"Given the current climate of scrutiny, contractors knew they didn't have the votes to stop these amendments, which the federation strongly advocated," said AFGE National President John Gage. "However, when they get behind closed doors with their friends in the White House, these contractors could win a veto threat from the president, which would almost certainly derail these measures.
"In the meantime, federal employees can at least glean some satisfaction from the fact that the value of their work is winning renewed appreciation on both sides of the aisle," Gage continued. "However, our members will need to keep those calls and letters coming to their members of Congress once the bill goes into conference."
An amendment by Senators Edward M. Kennedy (D-Mass.) and Saxby Chambliss (R-Ga.) requires the Pentagon to make formal cost studies when contracting out the work of 10 or more employees in the Department of Defense (DoD), and demands that "fair consideration" be given to DoD workers whose work is under consideration for outsourcing. The Kennedy-Chambliss amendment also requires the Pentagon to report to Congress next year with proof of adequate staff for the proper administration and oversight of defense contracts.
AFGE members also stand to benefit from another measure that would govern Pentagon contracts. With Defense contracts the subject of much current debate, problems with contract oversight--often conducted *not* by DoD employees, but by contractors--Senators Ron Wyden (D-Ore.) and Byron L. Dorgan (D-N.D.) sponsored a stipulation that would limit the oversight of Defense Department contracts to federal employees.

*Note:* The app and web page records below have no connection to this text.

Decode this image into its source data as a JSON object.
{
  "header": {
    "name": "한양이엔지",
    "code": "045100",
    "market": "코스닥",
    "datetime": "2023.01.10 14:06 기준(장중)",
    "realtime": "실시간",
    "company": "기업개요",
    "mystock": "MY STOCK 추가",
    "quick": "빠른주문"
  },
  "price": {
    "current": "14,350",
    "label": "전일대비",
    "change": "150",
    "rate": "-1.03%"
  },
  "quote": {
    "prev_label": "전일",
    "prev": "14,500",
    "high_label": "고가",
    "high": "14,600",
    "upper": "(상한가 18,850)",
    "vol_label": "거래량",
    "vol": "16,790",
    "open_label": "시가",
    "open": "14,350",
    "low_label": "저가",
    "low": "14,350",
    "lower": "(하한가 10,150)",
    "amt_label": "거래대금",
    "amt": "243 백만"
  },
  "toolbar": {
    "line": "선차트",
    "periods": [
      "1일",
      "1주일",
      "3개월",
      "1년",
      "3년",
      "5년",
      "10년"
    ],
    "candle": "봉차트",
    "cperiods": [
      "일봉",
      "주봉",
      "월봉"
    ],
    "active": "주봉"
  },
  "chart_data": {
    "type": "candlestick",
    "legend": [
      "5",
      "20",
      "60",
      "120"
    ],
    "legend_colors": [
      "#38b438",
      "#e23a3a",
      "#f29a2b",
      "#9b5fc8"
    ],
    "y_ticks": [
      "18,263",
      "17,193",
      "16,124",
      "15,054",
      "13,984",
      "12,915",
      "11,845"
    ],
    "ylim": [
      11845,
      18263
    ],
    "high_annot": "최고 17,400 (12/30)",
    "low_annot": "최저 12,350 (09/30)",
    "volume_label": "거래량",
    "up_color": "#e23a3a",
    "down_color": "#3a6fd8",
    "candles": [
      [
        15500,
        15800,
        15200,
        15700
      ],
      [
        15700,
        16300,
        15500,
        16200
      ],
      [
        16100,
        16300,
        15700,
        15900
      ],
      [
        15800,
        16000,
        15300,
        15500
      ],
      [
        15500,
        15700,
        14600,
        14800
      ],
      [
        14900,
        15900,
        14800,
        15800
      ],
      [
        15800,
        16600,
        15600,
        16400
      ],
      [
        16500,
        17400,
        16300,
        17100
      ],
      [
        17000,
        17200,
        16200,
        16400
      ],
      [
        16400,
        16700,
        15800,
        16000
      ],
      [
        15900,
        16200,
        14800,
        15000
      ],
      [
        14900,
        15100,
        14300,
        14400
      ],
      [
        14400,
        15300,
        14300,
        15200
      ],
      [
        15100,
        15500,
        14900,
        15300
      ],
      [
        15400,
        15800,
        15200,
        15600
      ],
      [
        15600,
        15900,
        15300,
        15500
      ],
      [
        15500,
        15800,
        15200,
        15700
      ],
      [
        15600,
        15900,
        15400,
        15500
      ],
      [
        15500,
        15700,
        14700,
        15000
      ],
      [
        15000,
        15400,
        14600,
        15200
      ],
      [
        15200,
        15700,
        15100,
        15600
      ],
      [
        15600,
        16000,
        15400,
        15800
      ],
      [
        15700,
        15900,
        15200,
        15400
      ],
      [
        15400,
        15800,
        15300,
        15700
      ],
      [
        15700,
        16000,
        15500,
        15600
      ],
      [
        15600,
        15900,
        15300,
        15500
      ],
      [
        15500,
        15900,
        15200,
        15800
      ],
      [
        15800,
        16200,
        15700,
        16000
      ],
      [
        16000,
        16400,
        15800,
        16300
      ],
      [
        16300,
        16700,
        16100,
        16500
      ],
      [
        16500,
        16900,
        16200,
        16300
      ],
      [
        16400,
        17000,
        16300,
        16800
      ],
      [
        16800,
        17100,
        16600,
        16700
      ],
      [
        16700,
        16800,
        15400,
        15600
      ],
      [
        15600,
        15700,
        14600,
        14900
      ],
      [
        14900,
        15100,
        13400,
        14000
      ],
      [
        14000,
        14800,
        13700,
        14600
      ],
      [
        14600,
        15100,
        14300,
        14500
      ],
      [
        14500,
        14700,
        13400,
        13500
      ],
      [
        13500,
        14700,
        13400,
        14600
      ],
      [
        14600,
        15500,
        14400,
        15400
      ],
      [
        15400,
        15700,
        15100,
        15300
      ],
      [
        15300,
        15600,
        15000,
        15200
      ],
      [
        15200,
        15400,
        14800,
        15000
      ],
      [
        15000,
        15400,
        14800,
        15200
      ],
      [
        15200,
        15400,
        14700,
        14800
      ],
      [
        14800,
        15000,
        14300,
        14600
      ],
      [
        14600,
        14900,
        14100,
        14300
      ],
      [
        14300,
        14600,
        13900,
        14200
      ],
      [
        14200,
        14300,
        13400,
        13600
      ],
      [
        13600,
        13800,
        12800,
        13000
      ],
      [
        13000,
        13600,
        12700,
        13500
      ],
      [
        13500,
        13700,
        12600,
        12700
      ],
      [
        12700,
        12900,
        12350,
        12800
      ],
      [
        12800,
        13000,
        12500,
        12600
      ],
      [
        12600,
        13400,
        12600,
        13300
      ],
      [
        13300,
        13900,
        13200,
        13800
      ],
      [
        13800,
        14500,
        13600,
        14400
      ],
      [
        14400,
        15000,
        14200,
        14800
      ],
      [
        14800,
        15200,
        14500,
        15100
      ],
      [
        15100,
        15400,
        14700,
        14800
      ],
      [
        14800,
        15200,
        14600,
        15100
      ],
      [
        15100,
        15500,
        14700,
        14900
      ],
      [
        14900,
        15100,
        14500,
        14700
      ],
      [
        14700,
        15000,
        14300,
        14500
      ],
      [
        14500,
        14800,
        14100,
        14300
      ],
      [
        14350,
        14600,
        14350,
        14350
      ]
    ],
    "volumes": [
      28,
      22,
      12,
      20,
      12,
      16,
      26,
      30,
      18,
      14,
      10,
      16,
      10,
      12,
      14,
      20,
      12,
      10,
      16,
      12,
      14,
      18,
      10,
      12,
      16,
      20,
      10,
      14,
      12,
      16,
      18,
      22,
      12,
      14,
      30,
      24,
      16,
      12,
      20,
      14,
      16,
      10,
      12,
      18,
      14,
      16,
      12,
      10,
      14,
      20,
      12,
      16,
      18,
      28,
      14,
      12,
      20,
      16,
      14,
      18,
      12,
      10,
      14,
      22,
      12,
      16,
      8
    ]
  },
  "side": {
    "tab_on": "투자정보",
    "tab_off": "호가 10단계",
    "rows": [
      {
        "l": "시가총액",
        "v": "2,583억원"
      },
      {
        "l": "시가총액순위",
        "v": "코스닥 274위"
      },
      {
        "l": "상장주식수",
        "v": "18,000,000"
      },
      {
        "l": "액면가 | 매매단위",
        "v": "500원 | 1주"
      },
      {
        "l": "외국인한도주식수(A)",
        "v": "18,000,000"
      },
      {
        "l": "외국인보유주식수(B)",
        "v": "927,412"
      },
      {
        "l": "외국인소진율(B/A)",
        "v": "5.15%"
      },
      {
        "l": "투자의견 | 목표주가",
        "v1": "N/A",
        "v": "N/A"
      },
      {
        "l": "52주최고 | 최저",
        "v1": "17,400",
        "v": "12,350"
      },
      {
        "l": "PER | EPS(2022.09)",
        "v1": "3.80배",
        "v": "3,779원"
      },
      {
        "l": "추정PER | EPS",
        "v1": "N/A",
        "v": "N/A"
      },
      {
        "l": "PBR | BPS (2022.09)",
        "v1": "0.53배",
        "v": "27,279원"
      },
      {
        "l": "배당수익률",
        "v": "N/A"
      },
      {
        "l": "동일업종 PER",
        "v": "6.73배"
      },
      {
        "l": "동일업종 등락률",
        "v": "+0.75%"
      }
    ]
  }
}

Senators Susan Collins (R-Maine) and Carl M. Levin (D-Mich.) added a measure advocated by AFGE that would grant appeal rights to employees whose jobs are slated for outsourcing as the result of a so-called "competitive sourcing" study. Up until now, contractors have been granted the right to appeal decisions made in favor of federal employees to the General Accounting Office, while employees have been denied the same right.